• **Data excerpts**:

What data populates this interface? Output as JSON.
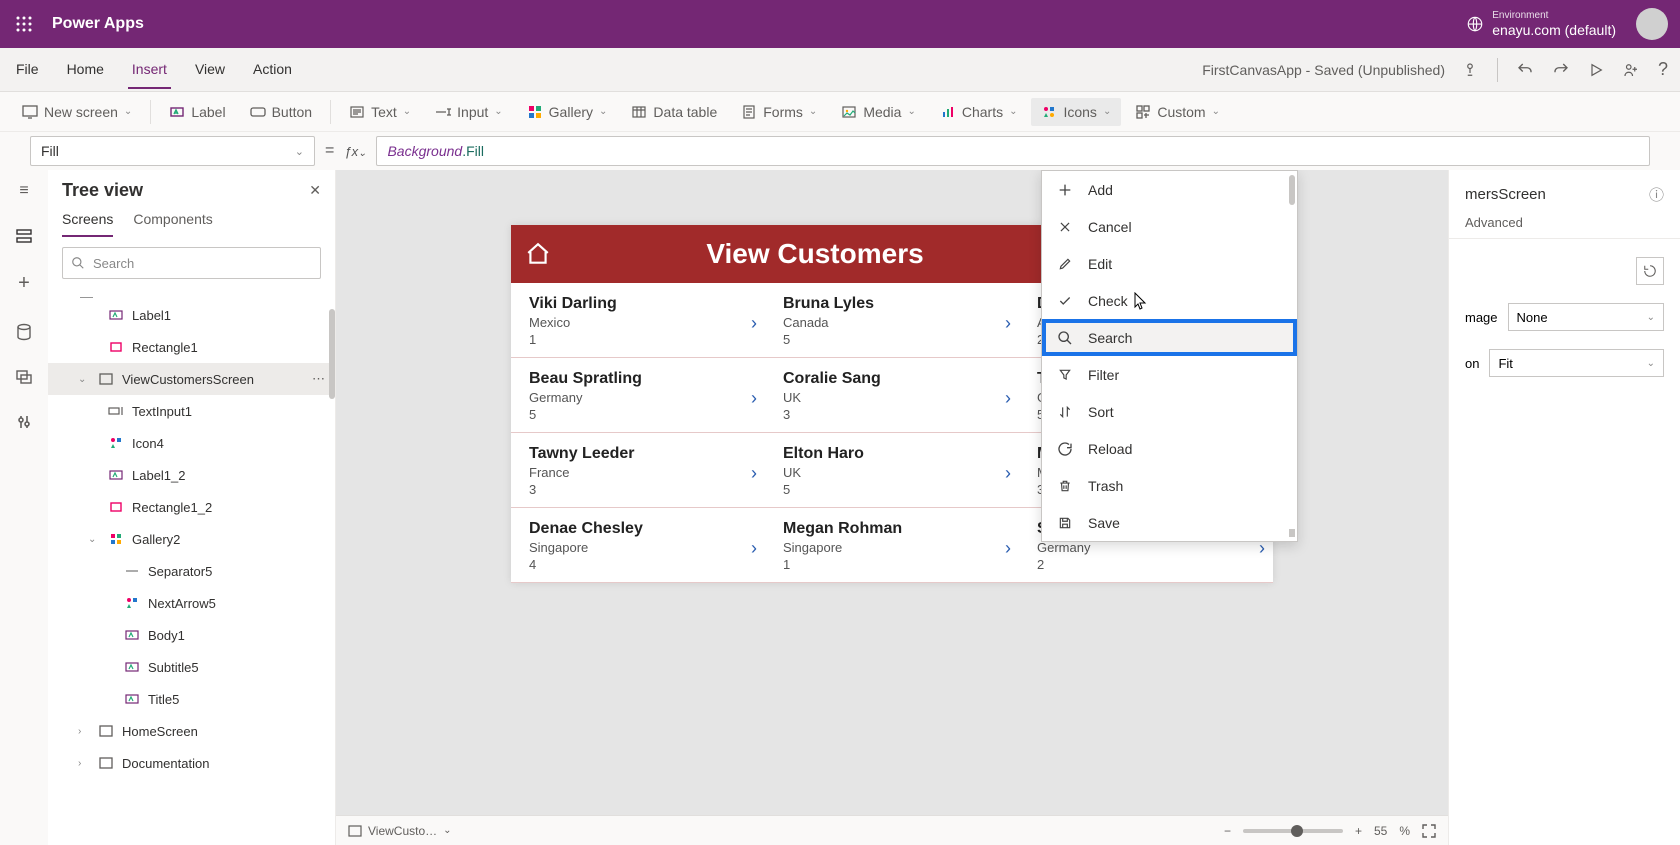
{
  "topbar": {
    "app_title": "Power Apps",
    "env_label": "Environment",
    "env_name": "enayu.com (default)"
  },
  "menu": {
    "items": [
      "File",
      "Home",
      "Insert",
      "View",
      "Action"
    ],
    "active": "Insert",
    "app_status": "FirstCanvasApp - Saved (Unpublished)"
  },
  "toolbar": {
    "new_screen": "New screen",
    "label": "Label",
    "button": "Button",
    "text": "Text",
    "input": "Input",
    "gallery": "Gallery",
    "data_table": "Data table",
    "forms": "Forms",
    "media": "Media",
    "charts": "Charts",
    "icons": "Icons",
    "custom": "Custom"
  },
  "formula": {
    "property": "Fill",
    "token1": "Background",
    "token2": ".Fill"
  },
  "tree": {
    "title": "Tree view",
    "tabs": [
      "Screens",
      "Components"
    ],
    "search_placeholder": "Search",
    "items": [
      {
        "label": "Label1",
        "depth": 1,
        "icon": "label"
      },
      {
        "label": "Rectangle1",
        "depth": 1,
        "icon": "rect"
      },
      {
        "label": "ViewCustomersScreen",
        "depth": 0,
        "icon": "screen",
        "sel": true,
        "expand": true
      },
      {
        "label": "TextInput1",
        "depth": 1,
        "icon": "input"
      },
      {
        "label": "Icon4",
        "depth": 1,
        "icon": "iconctl"
      },
      {
        "label": "Label1_2",
        "depth": 1,
        "icon": "label"
      },
      {
        "label": "Rectangle1_2",
        "depth": 1,
        "icon": "rect"
      },
      {
        "label": "Gallery2",
        "depth": 1,
        "icon": "gallery",
        "expand": true
      },
      {
        "label": "Separator5",
        "depth": 2,
        "icon": "sep"
      },
      {
        "label": "NextArrow5",
        "depth": 2,
        "icon": "iconctl"
      },
      {
        "label": "Body1",
        "depth": 2,
        "icon": "label"
      },
      {
        "label": "Subtitle5",
        "depth": 2,
        "icon": "label"
      },
      {
        "label": "Title5",
        "depth": 2,
        "icon": "label"
      },
      {
        "label": "HomeScreen",
        "depth": 0,
        "icon": "screen",
        "expand": false
      },
      {
        "label": "Documentation",
        "depth": 0,
        "icon": "screen",
        "expand": false
      }
    ]
  },
  "canvas": {
    "title": "View Customers",
    "rows": [
      [
        {
          "name": "Viki  Darling",
          "country": "Mexico",
          "num": "1"
        },
        {
          "name": "Bruna  Lyles",
          "country": "Canada",
          "num": "5"
        },
        {
          "name": "Daine  Zamora",
          "country": "Australia",
          "num": "2"
        }
      ],
      [
        {
          "name": "Beau  Spratling",
          "country": "Germany",
          "num": "5"
        },
        {
          "name": "Coralie  Sang",
          "country": "UK",
          "num": "3"
        },
        {
          "name": "Thresa  Milstead",
          "country": "Germany",
          "num": "5"
        }
      ],
      [
        {
          "name": "Tawny  Leeder",
          "country": "France",
          "num": "3"
        },
        {
          "name": "Elton  Haro",
          "country": "UK",
          "num": "5"
        },
        {
          "name": "Madaline  Neblett",
          "country": "Malayasia",
          "num": "3"
        }
      ],
      [
        {
          "name": "Denae  Chesley",
          "country": "Singapore",
          "num": "4"
        },
        {
          "name": "Megan  Rohman",
          "country": "Singapore",
          "num": "1"
        },
        {
          "name": "Sonya  Rebello",
          "country": "Germany",
          "num": "2"
        }
      ]
    ]
  },
  "icons_dropdown": {
    "items": [
      "Add",
      "Cancel",
      "Edit",
      "Check",
      "Search",
      "Filter",
      "Sort",
      "Reload",
      "Trash",
      "Save"
    ],
    "highlight": "Search"
  },
  "propspanel": {
    "title_suffix": "mersScreen",
    "tab_advanced": "Advanced",
    "row1_label": "mage",
    "row1_value": "None",
    "row2_label": "on",
    "row2_value": "Fit"
  },
  "statusbar": {
    "crumb": "ViewCusto…",
    "zoom": "55",
    "zoom_pct": "%"
  }
}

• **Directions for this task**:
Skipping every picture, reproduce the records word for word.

• **Reply to the task**:
What data populates this interface? Output as JSON.
{
  "topbar": {
    "app_title": "Power Apps",
    "env_label": "Environment",
    "env_name": "enayu.com (default)"
  },
  "menu": {
    "items": [
      "File",
      "Home",
      "Insert",
      "View",
      "Action"
    ],
    "active": "Insert",
    "app_status": "FirstCanvasApp - Saved (Unpublished)"
  },
  "toolbar": {
    "new_screen": "New screen",
    "label": "Label",
    "button": "Button",
    "text": "Text",
    "input": "Input",
    "gallery": "Gallery",
    "data_table": "Data table",
    "forms": "Forms",
    "media": "Media",
    "charts": "Charts",
    "icons": "Icons",
    "custom": "Custom"
  },
  "formula": {
    "property": "Fill",
    "token1": "Background",
    "token2": ".Fill"
  },
  "tree": {
    "title": "Tree view",
    "tabs": [
      "Screens",
      "Components"
    ],
    "search_placeholder": "Search",
    "items": [
      {
        "label": "Label1",
        "depth": 1,
        "icon": "label"
      },
      {
        "label": "Rectangle1",
        "depth": 1,
        "icon": "rect"
      },
      {
        "label": "ViewCustomersScreen",
        "depth": 0,
        "icon": "screen",
        "sel": true,
        "expand": true
      },
      {
        "label": "TextInput1",
        "depth": 1,
        "icon": "input"
      },
      {
        "label": "Icon4",
        "depth": 1,
        "icon": "iconctl"
      },
      {
        "label": "Label1_2",
        "depth": 1,
        "icon": "label"
      },
      {
        "label": "Rectangle1_2",
        "depth": 1,
        "icon": "rect"
      },
      {
        "label": "Gallery2",
        "depth": 1,
        "icon": "gallery",
        "expand": true
      },
      {
        "label": "Separator5",
        "depth": 2,
        "icon": "sep"
      },
      {
        "label": "NextArrow5",
        "depth": 2,
        "icon": "iconctl"
      },
      {
        "label": "Body1",
        "depth": 2,
        "icon": "label"
      },
      {
        "label": "Subtitle5",
        "depth": 2,
        "icon": "label"
      },
      {
        "label": "Title5",
        "depth": 2,
        "icon": "label"
      },
      {
        "label": "HomeScreen",
        "depth": 0,
        "icon": "screen",
        "expand": false
      },
      {
        "label": "Documentation",
        "depth": 0,
        "icon": "screen",
        "expand": false
      }
    ]
  },
  "canvas": {
    "title": "View Customers",
    "rows": [
      [
        {
          "name": "Viki  Darling",
          "country": "Mexico",
          "num": "1"
        },
        {
          "name": "Bruna  Lyles",
          "country": "Canada",
          "num": "5"
        },
        {
          "name": "Daine  Zamora",
          "country": "Australia",
          "num": "2"
        }
      ],
      [
        {
          "name": "Beau  Spratling",
          "country": "Germany",
          "num": "5"
        },
        {
          "name": "Coralie  Sang",
          "country": "UK",
          "num": "3"
        },
        {
          "name": "Thresa  Milstead",
          "country": "Germany",
          "num": "5"
        }
      ],
      [
        {
          "name": "Tawny  Leeder",
          "country": "France",
          "num": "3"
        },
        {
          "name": "Elton  Haro",
          "country": "UK",
          "num": "5"
        },
        {
          "name": "Madaline  Neblett",
          "country": "Malayasia",
          "num": "3"
        }
      ],
      [
        {
          "name": "Denae  Chesley",
          "country": "Singapore",
          "num": "4"
        },
        {
          "name": "Megan  Rohman",
          "country": "Singapore",
          "num": "1"
        },
        {
          "name": "Sonya  Rebello",
          "country": "Germany",
          "num": "2"
        }
      ]
    ]
  },
  "icons_dropdown": {
    "items": [
      "Add",
      "Cancel",
      "Edit",
      "Check",
      "Search",
      "Filter",
      "Sort",
      "Reload",
      "Trash",
      "Save"
    ],
    "highlight": "Search"
  },
  "propspanel": {
    "title_suffix": "mersScreen",
    "tab_advanced": "Advanced",
    "row1_label": "mage",
    "row1_value": "None",
    "row2_label": "on",
    "row2_value": "Fit"
  },
  "statusbar": {
    "crumb": "ViewCusto…",
    "zoom": "55",
    "zoom_pct": "%"
  }
}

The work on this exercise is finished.